** Dataset items **
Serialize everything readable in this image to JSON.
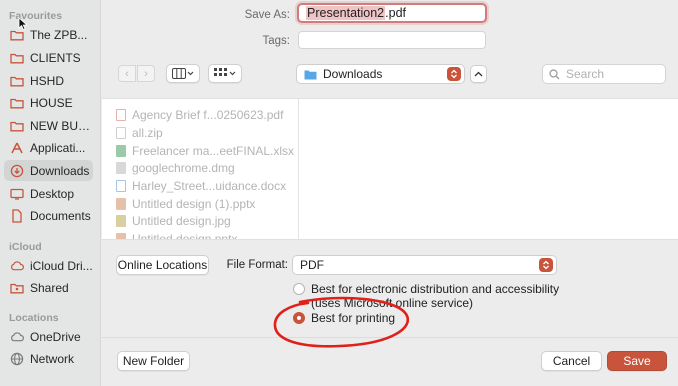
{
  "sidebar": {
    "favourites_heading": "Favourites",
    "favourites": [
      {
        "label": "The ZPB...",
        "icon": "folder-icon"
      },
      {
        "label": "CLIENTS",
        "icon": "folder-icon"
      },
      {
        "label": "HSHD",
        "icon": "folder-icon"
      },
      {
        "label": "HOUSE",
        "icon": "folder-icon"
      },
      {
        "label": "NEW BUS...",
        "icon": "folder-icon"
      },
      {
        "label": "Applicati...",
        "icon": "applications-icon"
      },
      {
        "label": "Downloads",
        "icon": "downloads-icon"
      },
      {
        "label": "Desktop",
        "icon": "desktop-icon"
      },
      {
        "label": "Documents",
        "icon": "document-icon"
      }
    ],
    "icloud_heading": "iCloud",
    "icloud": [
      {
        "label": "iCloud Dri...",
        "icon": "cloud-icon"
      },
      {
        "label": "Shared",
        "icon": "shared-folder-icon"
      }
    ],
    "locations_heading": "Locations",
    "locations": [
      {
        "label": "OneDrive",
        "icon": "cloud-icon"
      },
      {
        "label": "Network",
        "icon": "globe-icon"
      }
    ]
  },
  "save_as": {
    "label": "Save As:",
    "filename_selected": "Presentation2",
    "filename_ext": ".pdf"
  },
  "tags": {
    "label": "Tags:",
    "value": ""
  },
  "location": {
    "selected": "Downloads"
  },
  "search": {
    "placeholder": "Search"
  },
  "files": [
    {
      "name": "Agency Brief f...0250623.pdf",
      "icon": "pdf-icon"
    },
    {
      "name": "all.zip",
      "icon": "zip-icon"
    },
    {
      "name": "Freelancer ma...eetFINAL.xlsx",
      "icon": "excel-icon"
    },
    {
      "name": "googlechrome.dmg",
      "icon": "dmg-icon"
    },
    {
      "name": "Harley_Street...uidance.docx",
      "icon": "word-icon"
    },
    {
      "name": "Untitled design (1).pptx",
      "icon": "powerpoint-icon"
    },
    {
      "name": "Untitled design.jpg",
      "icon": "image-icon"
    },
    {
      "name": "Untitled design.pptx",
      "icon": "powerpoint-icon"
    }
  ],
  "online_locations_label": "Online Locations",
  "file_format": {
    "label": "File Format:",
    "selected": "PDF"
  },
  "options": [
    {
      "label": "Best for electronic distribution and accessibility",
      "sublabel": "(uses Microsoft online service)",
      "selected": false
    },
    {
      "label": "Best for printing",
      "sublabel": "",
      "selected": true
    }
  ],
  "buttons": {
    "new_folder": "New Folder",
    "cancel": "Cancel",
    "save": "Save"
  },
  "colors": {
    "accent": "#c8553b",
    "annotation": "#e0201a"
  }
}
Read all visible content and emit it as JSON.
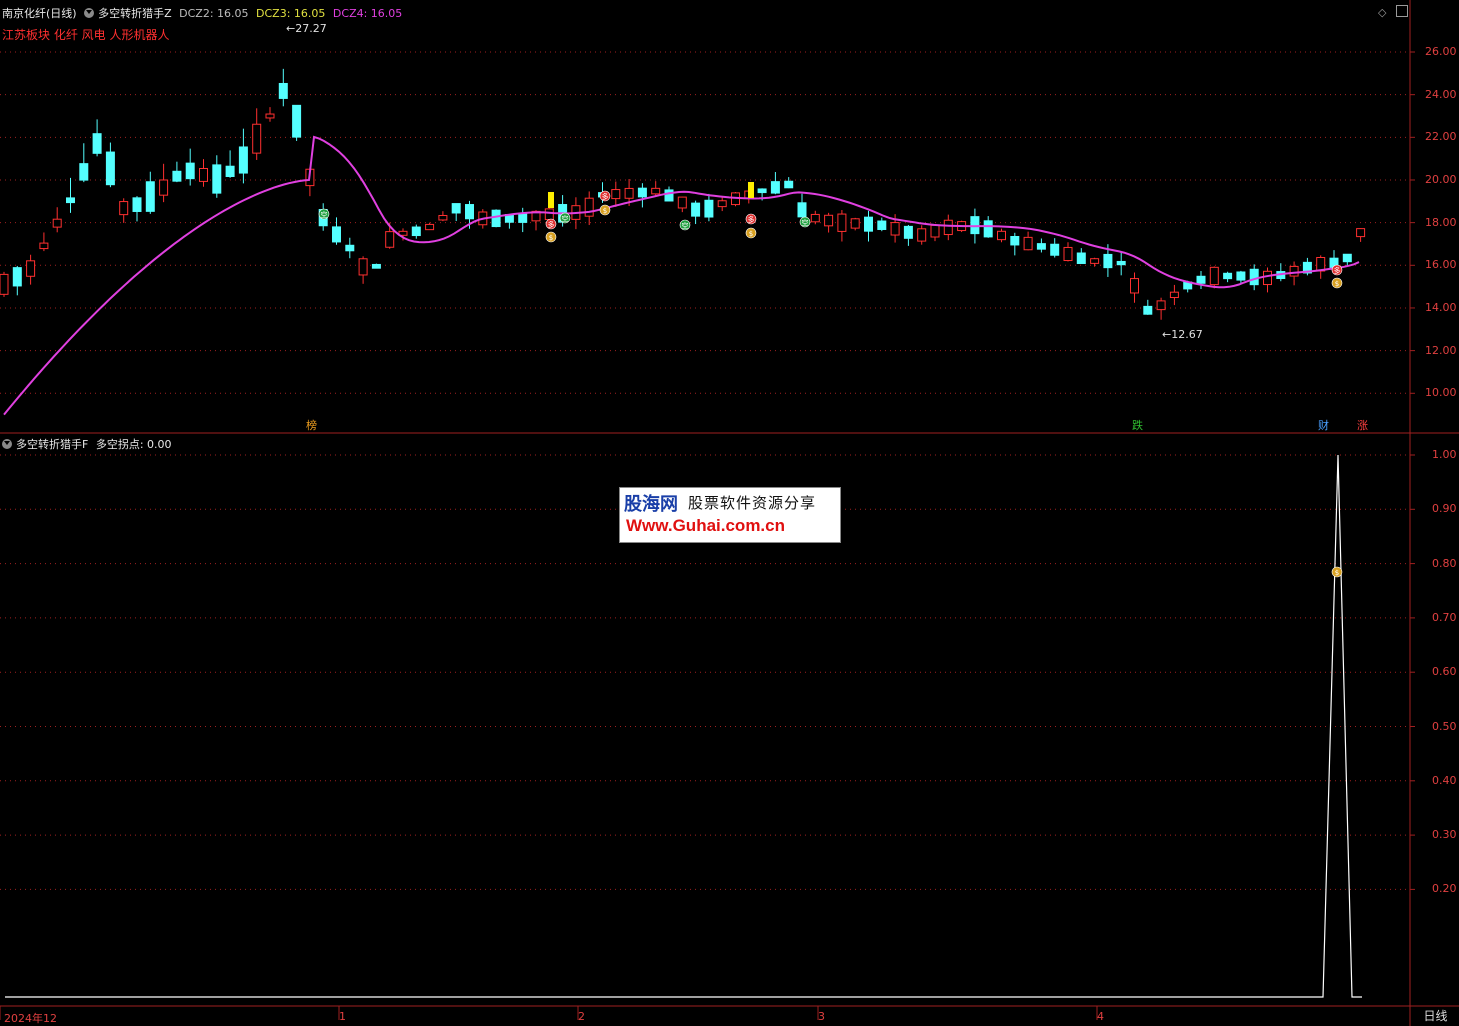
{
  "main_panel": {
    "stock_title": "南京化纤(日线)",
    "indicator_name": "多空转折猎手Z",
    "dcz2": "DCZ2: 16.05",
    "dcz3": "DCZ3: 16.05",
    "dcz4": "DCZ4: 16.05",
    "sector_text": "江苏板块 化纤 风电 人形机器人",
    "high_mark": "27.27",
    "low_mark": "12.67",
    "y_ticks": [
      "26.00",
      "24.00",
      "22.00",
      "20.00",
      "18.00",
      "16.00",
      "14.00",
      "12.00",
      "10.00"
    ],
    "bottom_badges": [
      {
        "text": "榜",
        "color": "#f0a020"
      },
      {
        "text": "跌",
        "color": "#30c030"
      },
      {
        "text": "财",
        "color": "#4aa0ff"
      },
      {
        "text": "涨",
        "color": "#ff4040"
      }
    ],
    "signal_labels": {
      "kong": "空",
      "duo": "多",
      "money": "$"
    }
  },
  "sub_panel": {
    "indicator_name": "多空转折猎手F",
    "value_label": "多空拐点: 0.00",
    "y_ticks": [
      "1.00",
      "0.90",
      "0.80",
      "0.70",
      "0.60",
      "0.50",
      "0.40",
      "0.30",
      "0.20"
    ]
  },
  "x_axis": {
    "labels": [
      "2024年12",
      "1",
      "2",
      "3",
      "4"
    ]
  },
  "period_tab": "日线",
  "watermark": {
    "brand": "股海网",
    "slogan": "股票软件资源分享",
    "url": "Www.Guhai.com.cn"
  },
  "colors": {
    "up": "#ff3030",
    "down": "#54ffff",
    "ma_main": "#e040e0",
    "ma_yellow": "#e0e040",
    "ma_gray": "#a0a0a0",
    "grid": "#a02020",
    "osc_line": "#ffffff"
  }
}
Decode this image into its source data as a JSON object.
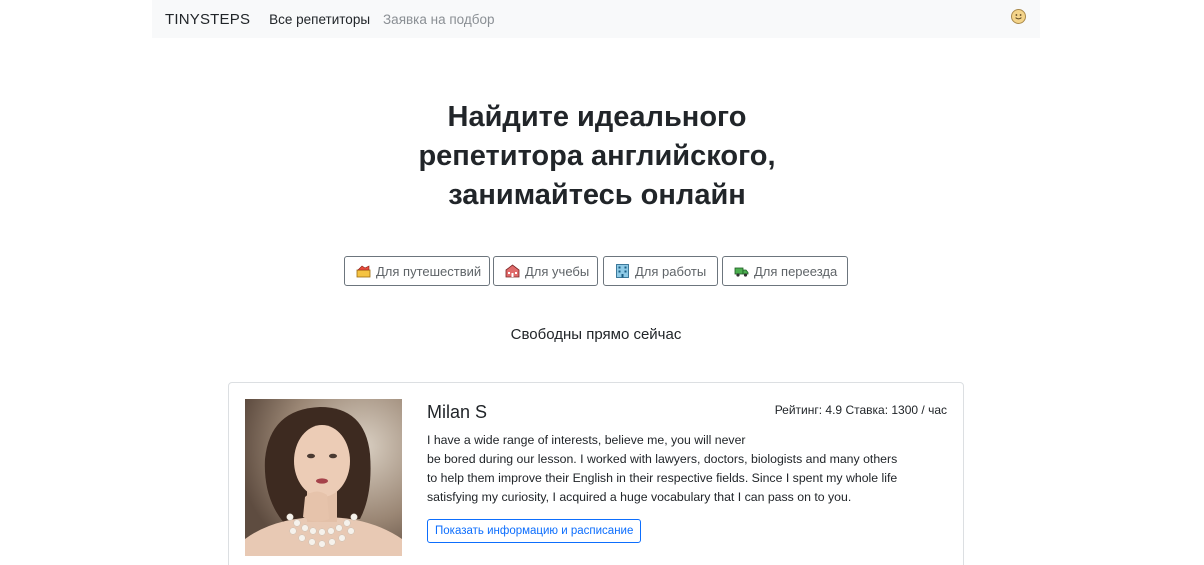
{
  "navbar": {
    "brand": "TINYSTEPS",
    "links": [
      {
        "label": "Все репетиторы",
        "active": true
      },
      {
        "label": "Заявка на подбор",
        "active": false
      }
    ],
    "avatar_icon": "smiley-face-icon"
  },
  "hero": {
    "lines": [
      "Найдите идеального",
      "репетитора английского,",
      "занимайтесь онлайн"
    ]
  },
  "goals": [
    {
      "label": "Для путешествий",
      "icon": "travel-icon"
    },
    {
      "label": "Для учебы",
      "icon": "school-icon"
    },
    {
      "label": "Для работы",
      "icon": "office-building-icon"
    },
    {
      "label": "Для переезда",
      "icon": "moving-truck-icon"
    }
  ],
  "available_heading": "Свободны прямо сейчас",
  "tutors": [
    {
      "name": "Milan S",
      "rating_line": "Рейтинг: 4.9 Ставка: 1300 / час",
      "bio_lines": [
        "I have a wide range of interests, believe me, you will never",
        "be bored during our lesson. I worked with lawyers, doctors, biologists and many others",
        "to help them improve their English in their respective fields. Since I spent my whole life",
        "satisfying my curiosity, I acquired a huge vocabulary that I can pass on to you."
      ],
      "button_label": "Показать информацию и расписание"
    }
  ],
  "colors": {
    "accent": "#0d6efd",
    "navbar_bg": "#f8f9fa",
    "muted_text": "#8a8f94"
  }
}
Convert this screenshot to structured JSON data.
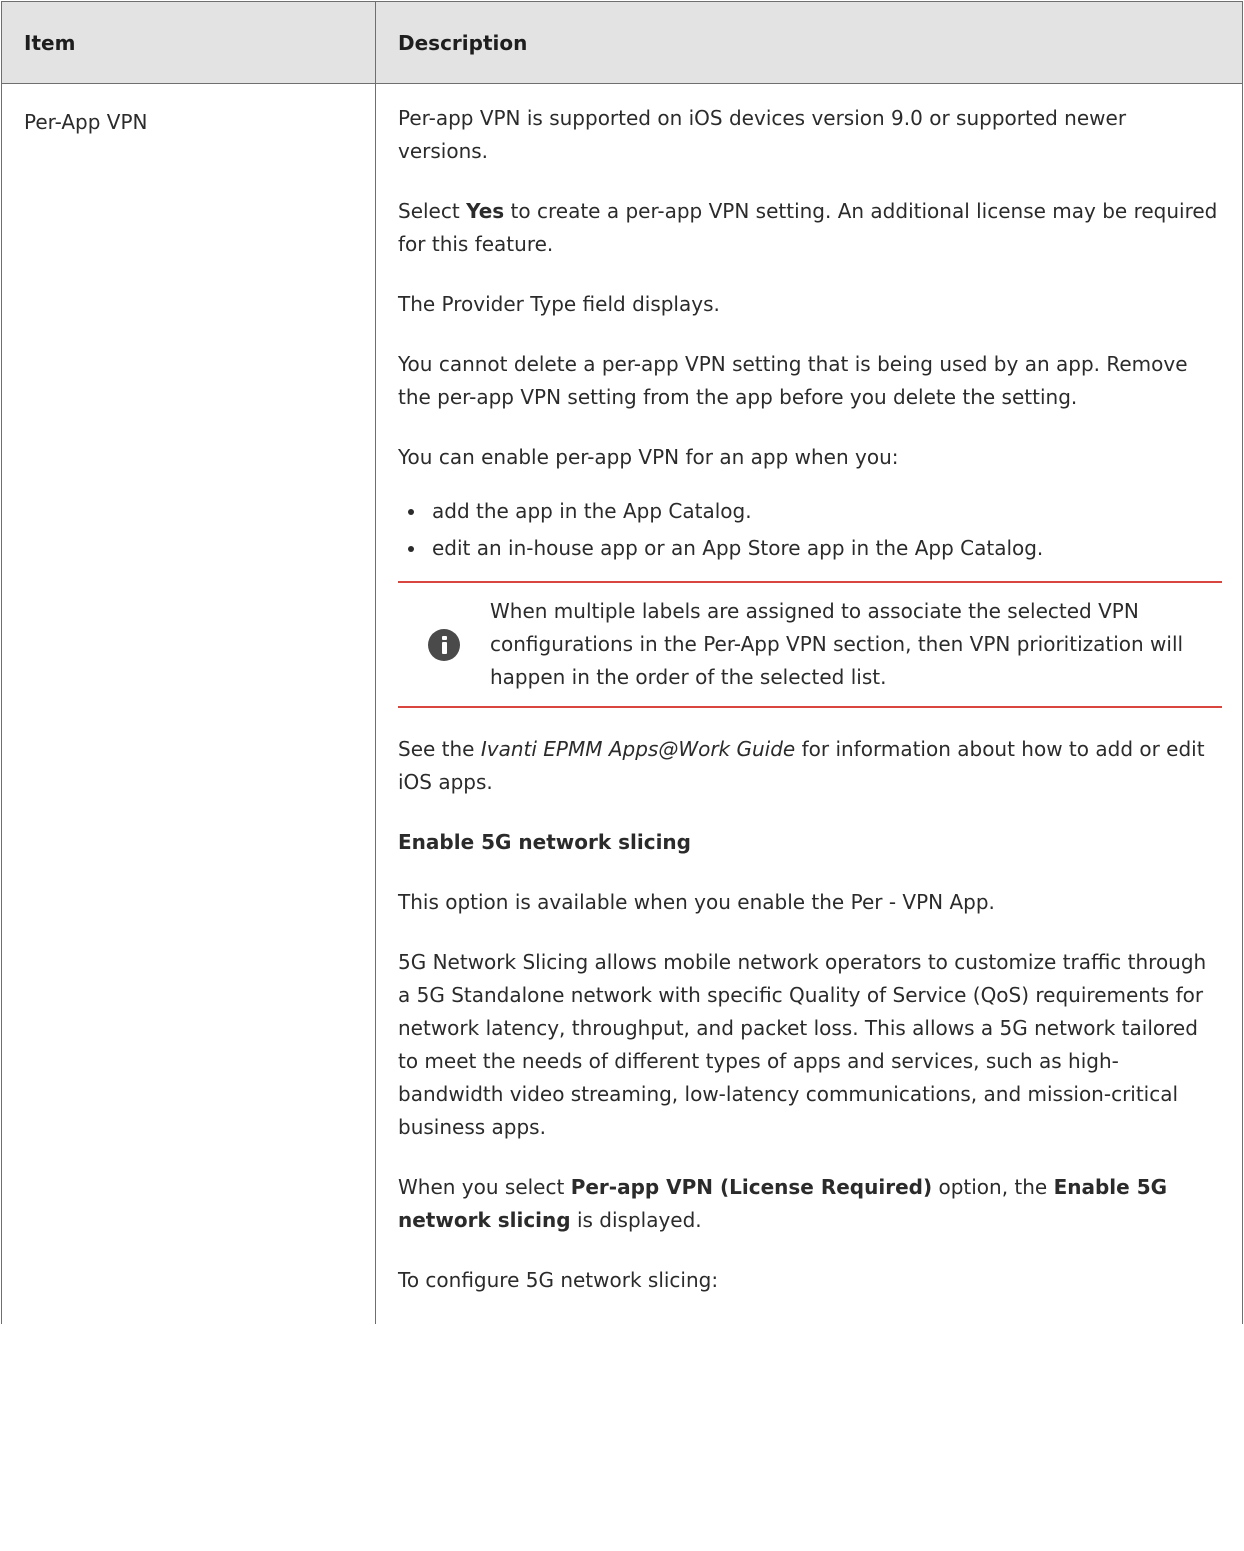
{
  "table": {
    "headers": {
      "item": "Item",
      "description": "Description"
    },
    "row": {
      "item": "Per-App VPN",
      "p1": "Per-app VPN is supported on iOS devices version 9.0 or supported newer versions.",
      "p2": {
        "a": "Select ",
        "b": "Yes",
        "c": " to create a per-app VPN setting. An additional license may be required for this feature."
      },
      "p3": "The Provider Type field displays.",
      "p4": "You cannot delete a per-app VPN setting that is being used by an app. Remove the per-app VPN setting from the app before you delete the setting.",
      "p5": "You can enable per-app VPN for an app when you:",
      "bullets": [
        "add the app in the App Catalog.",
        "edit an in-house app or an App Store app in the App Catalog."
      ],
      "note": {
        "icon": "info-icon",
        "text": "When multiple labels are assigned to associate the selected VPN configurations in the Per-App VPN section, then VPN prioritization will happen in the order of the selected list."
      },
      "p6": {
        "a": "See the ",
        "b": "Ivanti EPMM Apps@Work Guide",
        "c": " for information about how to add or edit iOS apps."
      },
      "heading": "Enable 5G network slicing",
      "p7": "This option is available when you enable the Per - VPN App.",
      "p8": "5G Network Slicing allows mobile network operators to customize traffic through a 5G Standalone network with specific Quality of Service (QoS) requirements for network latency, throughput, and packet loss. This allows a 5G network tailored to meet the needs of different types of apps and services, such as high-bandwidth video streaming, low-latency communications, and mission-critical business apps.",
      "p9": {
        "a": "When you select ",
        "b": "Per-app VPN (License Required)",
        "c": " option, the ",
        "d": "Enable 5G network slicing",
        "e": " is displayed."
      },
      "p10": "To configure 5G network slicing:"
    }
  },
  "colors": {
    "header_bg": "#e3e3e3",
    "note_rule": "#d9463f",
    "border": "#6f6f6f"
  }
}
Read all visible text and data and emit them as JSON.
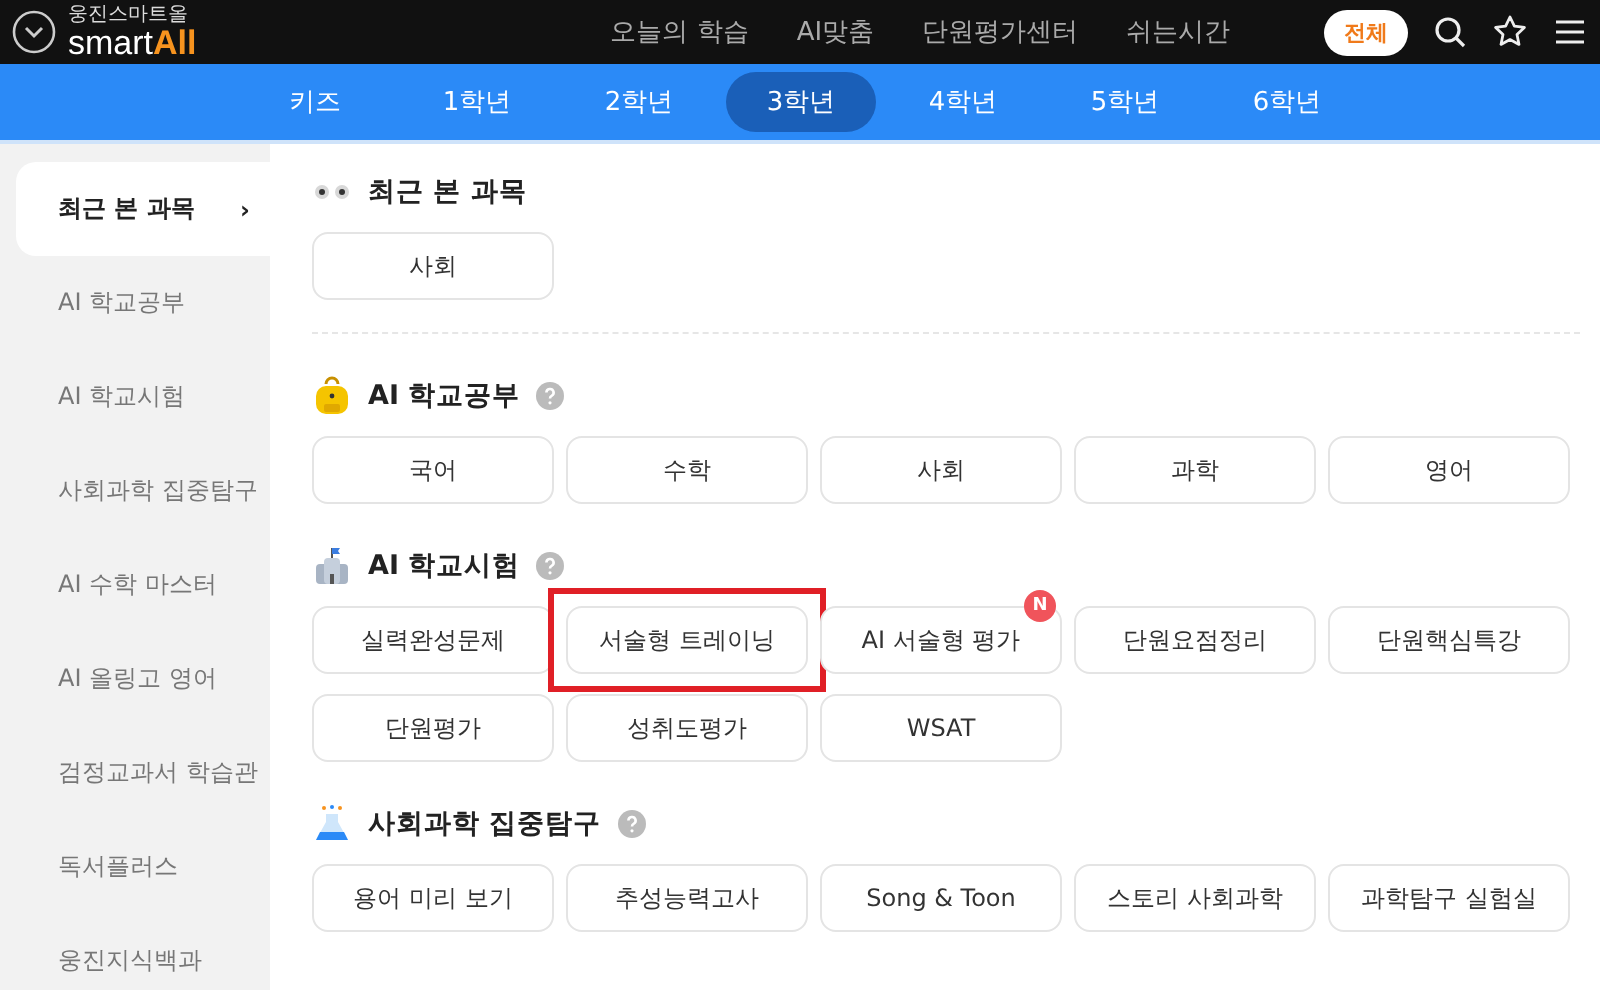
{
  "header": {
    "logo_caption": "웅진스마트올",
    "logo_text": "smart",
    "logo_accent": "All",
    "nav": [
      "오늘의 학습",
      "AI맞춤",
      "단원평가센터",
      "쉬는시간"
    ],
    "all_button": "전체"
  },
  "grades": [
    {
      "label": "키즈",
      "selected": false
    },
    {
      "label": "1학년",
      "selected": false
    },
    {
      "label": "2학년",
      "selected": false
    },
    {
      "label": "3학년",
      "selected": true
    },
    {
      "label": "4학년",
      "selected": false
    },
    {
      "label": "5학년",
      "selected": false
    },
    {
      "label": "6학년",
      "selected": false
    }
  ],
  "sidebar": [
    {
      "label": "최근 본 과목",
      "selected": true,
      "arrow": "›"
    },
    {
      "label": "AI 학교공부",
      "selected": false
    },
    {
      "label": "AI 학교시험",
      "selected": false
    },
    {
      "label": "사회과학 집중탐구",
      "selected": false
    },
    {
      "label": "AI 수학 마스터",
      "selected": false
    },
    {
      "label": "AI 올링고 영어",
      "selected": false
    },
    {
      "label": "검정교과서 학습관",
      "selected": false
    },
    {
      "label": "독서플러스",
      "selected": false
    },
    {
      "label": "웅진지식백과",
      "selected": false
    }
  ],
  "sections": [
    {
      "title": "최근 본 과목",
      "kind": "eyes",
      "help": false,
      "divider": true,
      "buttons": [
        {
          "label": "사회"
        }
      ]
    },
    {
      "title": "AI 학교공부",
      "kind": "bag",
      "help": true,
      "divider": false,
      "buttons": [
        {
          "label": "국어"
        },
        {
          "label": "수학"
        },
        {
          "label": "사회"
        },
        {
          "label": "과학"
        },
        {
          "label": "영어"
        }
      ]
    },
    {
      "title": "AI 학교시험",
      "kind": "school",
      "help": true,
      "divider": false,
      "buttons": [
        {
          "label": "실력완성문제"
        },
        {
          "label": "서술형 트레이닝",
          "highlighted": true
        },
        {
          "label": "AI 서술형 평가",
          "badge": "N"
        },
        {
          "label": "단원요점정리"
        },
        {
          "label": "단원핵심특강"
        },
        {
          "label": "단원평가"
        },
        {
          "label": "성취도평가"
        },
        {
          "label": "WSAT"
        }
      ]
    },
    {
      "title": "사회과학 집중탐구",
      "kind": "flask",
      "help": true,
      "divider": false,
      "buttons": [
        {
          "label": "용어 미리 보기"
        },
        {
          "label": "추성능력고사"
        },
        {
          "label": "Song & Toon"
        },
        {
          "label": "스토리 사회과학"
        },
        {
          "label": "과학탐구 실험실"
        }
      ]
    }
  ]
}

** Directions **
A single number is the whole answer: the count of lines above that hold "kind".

** Answer box **
4